*** INPUT DATA ***

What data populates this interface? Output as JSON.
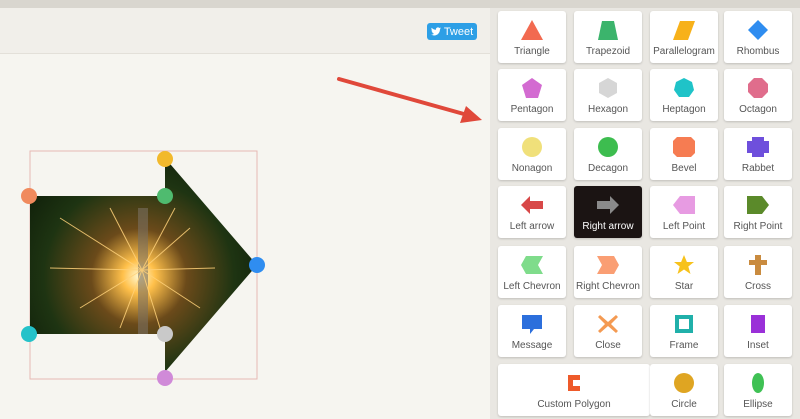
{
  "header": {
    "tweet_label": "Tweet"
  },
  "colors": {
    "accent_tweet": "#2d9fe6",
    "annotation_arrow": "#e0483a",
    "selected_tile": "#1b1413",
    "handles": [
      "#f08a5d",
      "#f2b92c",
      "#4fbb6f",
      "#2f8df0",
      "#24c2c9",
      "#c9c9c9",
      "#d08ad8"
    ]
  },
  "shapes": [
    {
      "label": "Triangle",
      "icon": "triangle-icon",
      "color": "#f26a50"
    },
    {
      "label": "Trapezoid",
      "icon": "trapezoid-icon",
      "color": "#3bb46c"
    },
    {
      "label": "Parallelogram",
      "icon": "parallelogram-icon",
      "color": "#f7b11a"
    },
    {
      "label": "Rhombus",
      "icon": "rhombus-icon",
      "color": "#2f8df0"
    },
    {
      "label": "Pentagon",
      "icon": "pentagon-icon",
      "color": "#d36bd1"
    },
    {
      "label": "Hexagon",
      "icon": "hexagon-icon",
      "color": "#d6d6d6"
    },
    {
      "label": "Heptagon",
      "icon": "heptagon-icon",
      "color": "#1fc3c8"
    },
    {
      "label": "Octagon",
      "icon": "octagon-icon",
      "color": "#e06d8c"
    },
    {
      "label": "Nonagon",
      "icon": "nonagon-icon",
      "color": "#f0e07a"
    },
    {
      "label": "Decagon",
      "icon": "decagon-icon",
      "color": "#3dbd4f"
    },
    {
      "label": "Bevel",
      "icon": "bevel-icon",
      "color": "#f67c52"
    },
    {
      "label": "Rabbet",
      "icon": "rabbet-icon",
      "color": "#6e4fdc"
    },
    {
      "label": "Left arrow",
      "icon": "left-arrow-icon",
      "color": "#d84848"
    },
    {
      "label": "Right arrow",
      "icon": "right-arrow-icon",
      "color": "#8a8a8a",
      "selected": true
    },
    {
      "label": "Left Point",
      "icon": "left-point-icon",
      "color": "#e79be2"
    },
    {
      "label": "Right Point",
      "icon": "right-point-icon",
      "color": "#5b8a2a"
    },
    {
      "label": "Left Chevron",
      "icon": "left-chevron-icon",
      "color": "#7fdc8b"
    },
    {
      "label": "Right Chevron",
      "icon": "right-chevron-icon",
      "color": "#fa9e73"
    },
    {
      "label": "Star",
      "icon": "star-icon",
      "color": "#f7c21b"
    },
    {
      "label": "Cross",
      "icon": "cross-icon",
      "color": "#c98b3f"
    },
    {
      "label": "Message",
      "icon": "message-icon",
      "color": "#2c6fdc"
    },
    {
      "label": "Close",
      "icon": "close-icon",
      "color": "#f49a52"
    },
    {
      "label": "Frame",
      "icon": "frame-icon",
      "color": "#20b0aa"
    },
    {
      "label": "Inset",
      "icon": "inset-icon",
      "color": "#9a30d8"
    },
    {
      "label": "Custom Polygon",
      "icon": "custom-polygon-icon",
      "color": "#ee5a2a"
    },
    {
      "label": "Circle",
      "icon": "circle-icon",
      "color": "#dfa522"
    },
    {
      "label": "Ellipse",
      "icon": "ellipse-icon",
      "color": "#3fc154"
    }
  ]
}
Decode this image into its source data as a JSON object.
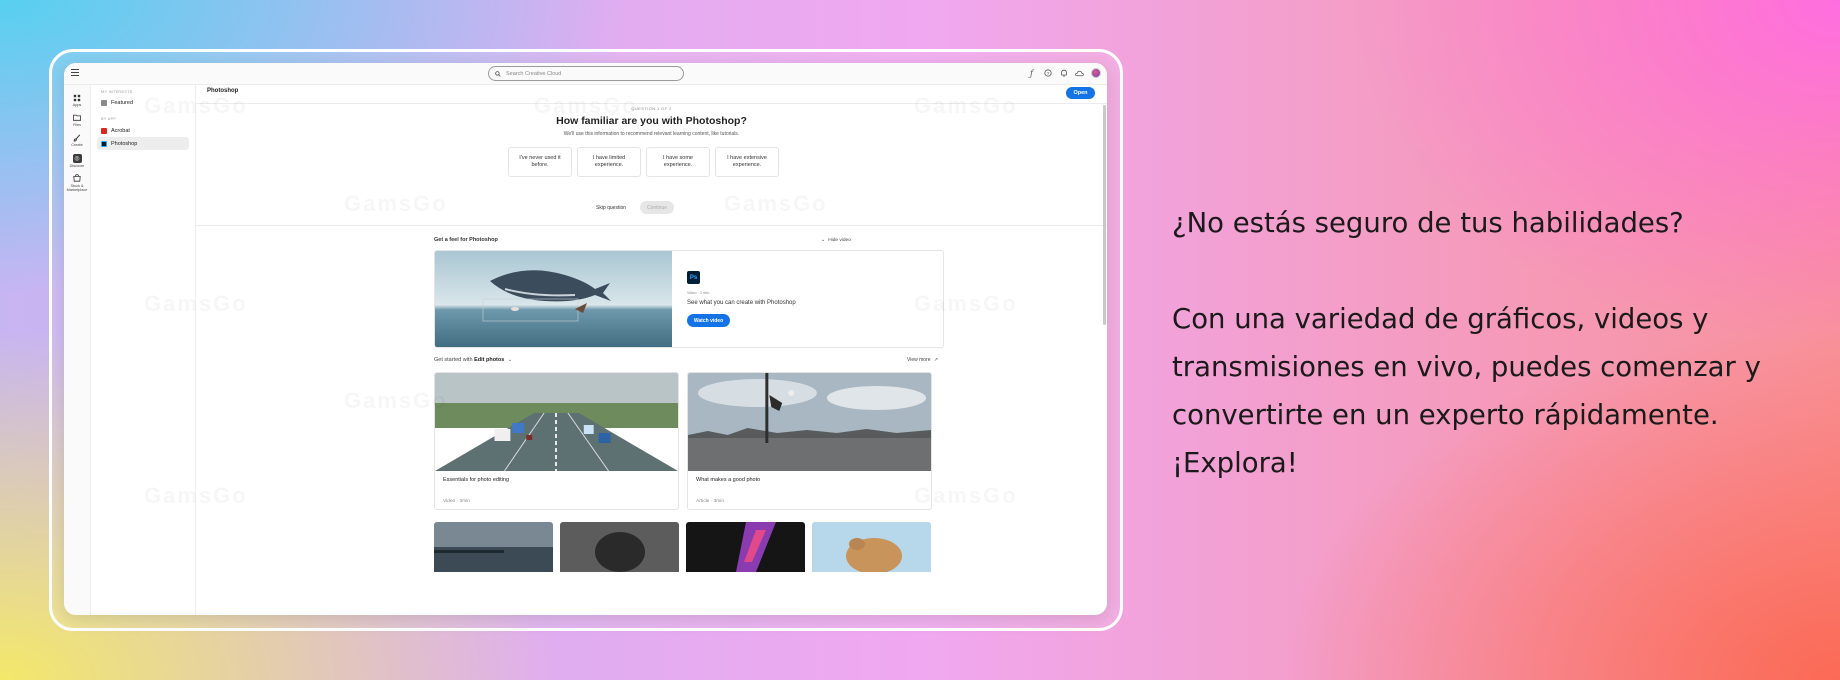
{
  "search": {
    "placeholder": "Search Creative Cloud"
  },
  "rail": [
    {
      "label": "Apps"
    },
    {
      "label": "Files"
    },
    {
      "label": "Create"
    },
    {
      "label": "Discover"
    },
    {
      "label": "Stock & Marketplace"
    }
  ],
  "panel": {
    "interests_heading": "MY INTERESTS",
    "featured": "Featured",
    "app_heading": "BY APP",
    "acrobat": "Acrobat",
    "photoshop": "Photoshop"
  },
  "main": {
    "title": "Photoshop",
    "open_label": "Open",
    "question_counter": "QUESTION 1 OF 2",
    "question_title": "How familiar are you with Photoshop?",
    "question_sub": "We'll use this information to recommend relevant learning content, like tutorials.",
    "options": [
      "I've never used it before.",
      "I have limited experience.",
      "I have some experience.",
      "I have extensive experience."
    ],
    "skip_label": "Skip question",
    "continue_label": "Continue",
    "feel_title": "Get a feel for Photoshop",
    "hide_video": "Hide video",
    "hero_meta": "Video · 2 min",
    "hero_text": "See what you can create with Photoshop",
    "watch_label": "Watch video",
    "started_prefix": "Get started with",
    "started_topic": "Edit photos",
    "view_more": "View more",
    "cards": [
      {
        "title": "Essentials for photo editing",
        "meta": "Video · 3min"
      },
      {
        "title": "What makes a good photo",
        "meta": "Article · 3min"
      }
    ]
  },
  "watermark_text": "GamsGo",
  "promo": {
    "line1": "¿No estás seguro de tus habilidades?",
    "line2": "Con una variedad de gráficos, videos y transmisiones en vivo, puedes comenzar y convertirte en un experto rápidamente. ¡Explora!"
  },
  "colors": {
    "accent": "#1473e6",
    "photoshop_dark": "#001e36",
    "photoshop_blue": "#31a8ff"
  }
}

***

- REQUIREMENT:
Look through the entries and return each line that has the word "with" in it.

- RESULT FOR THIS TASK:
    "question_title": "How familiar are you with Photoshop?",
    "hero_text": "See what you can create with Photoshop",
    "started_prefix": "Get started with",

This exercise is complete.